▸ **What to work on**
Once you have read the entries, copy all of them exactly.

+++ Provided material +++

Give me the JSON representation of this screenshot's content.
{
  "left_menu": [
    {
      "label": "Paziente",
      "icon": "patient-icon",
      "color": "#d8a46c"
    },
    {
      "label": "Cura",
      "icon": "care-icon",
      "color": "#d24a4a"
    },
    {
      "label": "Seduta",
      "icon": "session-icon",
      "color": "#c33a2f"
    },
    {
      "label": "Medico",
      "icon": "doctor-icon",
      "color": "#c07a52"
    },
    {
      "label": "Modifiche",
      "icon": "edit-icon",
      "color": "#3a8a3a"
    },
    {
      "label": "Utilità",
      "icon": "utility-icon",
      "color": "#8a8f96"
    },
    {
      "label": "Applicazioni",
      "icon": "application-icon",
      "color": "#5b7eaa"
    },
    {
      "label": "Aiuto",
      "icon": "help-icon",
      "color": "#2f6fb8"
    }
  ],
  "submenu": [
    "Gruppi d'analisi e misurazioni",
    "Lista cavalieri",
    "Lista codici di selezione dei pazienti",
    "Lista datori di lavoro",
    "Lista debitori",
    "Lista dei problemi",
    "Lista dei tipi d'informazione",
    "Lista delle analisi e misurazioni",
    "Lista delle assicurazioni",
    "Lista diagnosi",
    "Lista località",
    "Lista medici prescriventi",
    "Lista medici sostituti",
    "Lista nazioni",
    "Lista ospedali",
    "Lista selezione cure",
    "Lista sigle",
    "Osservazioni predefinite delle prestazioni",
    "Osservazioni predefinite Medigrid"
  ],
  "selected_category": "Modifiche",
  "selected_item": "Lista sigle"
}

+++

▸ **Solution for this problem**
Give me the JSON representation of this screenshot's content.
{
  "left_menu": [
    {
      "label": "Paziente",
      "icon": "patient-icon",
      "color": "#d8a46c"
    },
    {
      "label": "Cura",
      "icon": "care-icon",
      "color": "#d24a4a"
    },
    {
      "label": "Seduta",
      "icon": "session-icon",
      "color": "#c33a2f"
    },
    {
      "label": "Medico",
      "icon": "doctor-icon",
      "color": "#c07a52"
    },
    {
      "label": "Modifiche",
      "icon": "edit-icon",
      "color": "#3a8a3a"
    },
    {
      "label": "Utilità",
      "icon": "utility-icon",
      "color": "#8a8f96"
    },
    {
      "label": "Applicazioni",
      "icon": "application-icon",
      "color": "#5b7eaa"
    },
    {
      "label": "Aiuto",
      "icon": "help-icon",
      "color": "#2f6fb8"
    }
  ],
  "submenu": [
    "Gruppi d'analisi e misurazioni",
    "Lista cavalieri",
    "Lista codici di selezione dei pazienti",
    "Lista datori di lavoro",
    "Lista debitori",
    "Lista dei problemi",
    "Lista dei tipi d'informazione",
    "Lista delle analisi e misurazioni",
    "Lista delle assicurazioni",
    "Lista diagnosi",
    "Lista località",
    "Lista medici prescriventi",
    "Lista medici sostituti",
    "Lista nazioni",
    "Lista ospedali",
    "Lista selezione cure",
    "Lista sigle",
    "Osservazioni predefinite delle prestazioni",
    "Osservazioni predefinite Medigrid"
  ],
  "selected_category": "Modifiche",
  "selected_item": "Lista sigle"
}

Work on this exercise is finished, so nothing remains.